In this episode, Matt starts by sharing some of the night life stops in Dubuque, Iowa. Erin talks about common nuisance invaders moving into homes during this extended fall weather. Learn more about how to manage these pests here: http://bit.ly/1P3KcX2. For most of the time, Matt and Erin talk about a recent editorial letter in Nature Biotechnology (October 2015). The author(s) share a story of a recent scientist that accepted funding from industry and the unexpected implications from the public. Read the letter here: http://www.nature.com/nbt/journal/v33/n10/full/nbt.3384.html.
Today, Matt and Erin talk about the recent EPA proposal to revoke all tolerances to chlorpyrifos. This insecticide is an option in corn and soybean in Iowa and restricting or removing the use could have potential implications for field crop pest management. Matt shares a paper that shows a decrease of chlorpyrifos in corn but relatively steady use in soybean (doi:10.1088/1748-9326/10/9/094016). He isn't sure if revoking the use would have an immediate impact, but Erin offers a Coke analogy to say otherwise. To learn more about the EPA proposal and leave a comment, go here: http://www.gpo.gov/fdsys/pkg/FR-2015-11-06/pdf/2015-28083.pdf.
In this episode, Matt and Erin summarize a symposium they moderated at the national ESA meeting in Minneapolis. The topic was about the cost and benefits of neonic seed treatments from several different perspectives.
Soybeans are going into the ground, and Matt and Erin have started a new podcasting season. They talk about early-season soybean pests, like black cutworm and bean leaf beetle, and the likelihood of seeing injury this year. Read more about the predicted cutting date for black cutworm here:

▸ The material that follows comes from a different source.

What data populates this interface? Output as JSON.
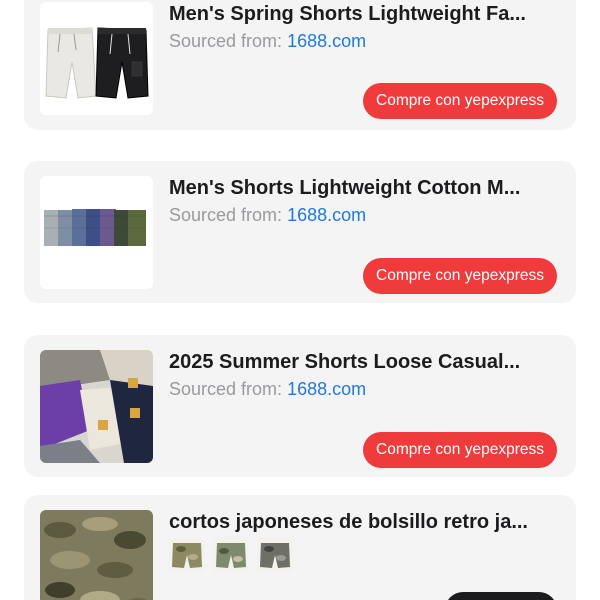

http://crops.extension.iastate.edu/cropnews/2016/05/black-cutworm-scouting-advisory-2016. They also spend some time highlighting some new people and research projects going on this summer. Finally, Matt talks about a recent publication that looks at the probability of breaking even with different inputs.